### Directions for this task
The response should consist of the data below, copied exactly, with no pictures in it.

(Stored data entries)
== Segment start ==

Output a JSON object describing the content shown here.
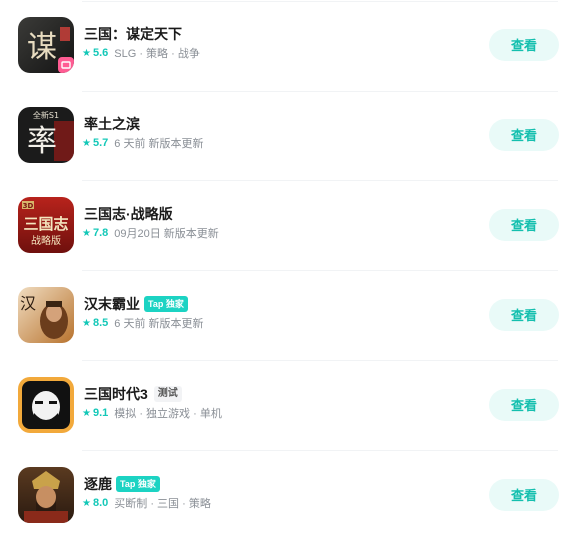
{
  "apps": [
    {
      "name": "三国：谋定天下",
      "rating": "5.6",
      "desc": "SLG · 策略 · 战争",
      "badge_top": "",
      "badge_test": "",
      "button": "查看",
      "icon": "game-icon-sanguo-mouding"
    },
    {
      "name": "率土之滨",
      "rating": "5.7",
      "desc": "6 天前 新版本更新",
      "badge_top": "",
      "badge_test": "",
      "button": "查看",
      "icon": "game-icon-shuaitu"
    },
    {
      "name": "三国志·战略版",
      "rating": "7.8",
      "desc": "09月20日 新版本更新",
      "badge_top": "",
      "badge_test": "",
      "button": "查看",
      "icon": "game-icon-sanguozhi"
    },
    {
      "name": "汉末霸业",
      "rating": "8.5",
      "desc": "6 天前 新版本更新",
      "badge_top": "Tap 独家",
      "badge_test": "",
      "button": "查看",
      "icon": "game-icon-hanmo"
    },
    {
      "name": "三国时代3",
      "rating": "9.1",
      "desc": "模拟 · 独立游戏 · 单机",
      "badge_top": "",
      "badge_test": "测试",
      "button": "查看",
      "icon": "game-icon-sanguo-shidai"
    },
    {
      "name": "逐鹿",
      "rating": "8.0",
      "desc": "买断制 · 三国 · 策略",
      "badge_top": "Tap 独家",
      "badge_test": "",
      "button": "查看",
      "icon": "game-icon-zhulu"
    }
  ],
  "icon_text": {
    "app0": "谋",
    "app1_top": "全新S1",
    "app1": "率",
    "app2_top": "3D",
    "app2_main": "三国志",
    "app2_sub": "战略版",
    "app3": "汉"
  },
  "colors": {
    "accent": "#14c8b8",
    "button_bg": "#e9faf8",
    "badge": "#1cd3c3"
  }
}
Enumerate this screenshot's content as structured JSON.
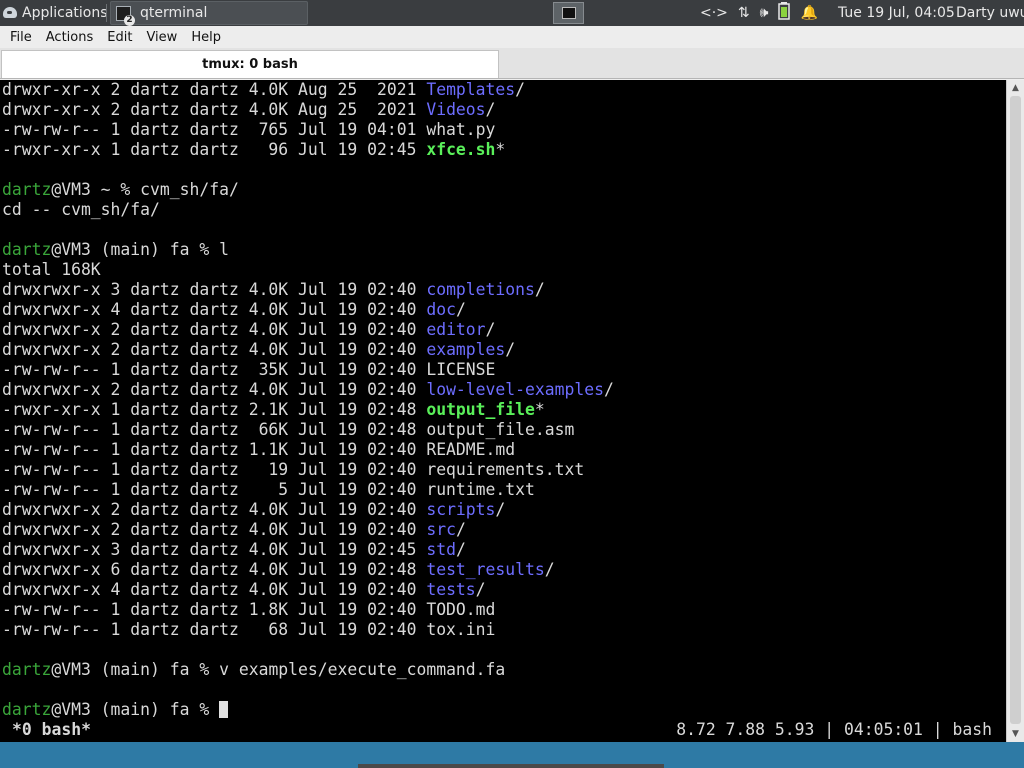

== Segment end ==

### Solution
Output a JSON object describing the content shown here.
{
  "apps": [
    {
      "name": "三国：谋定天下",
      "rating": "5.6",
      "desc": "SLG · 策略 · 战争",
      "badge_top": "",
      "badge_test": "",
      "button": "查看",
      "icon": "game-icon-sanguo-mouding"
    },
    {
      "name": "率土之滨",
      "rating": "5.7",
      "desc": "6 天前 新版本更新",
      "badge_top": "",
      "badge_test": "",
      "button": "查看",
      "icon": "game-icon-shuaitu"
    },
    {
      "name": "三国志·战略版",
      "rating": "7.8",
      "desc": "09月20日 新版本更新",
      "badge_top": "",
      "badge_test": "",
      "button": "查看",
      "icon": "game-icon-sanguozhi"
    },
    {
      "name": "汉末霸业",
      "rating": "8.5",
      "desc": "6 天前 新版本更新",
      "badge_top": "Tap 独家",
      "badge_test": "",
      "button": "查看",
      "icon": "game-icon-hanmo"
    },
    {
      "name": "三国时代3",
      "rating": "9.1",
      "desc": "模拟 · 独立游戏 · 单机",
      "badge_top": "",
      "badge_test": "测试",
      "button": "查看",
      "icon": "game-icon-sanguo-shidai"
    },
    {
      "name": "逐鹿",
      "rating": "8.0",
      "desc": "买断制 · 三国 · 策略",
      "badge_top": "Tap 独家",
      "badge_test": "",
      "button": "查看",
      "icon": "game-icon-zhulu"
    }
  ],
  "icon_text": {
    "app0": "谋",
    "app1_top": "全新S1",
    "app1": "率",
    "app2_top": "3D",
    "app2_main": "三国志",
    "app2_sub": "战略版",
    "app3": "汉"
  },
  "colors": {
    "accent": "#14c8b8",
    "button_bg": "#e9faf8",
    "badge": "#1cd3c3"
  }
}
Enumerate this screenshot's content as structured JSON.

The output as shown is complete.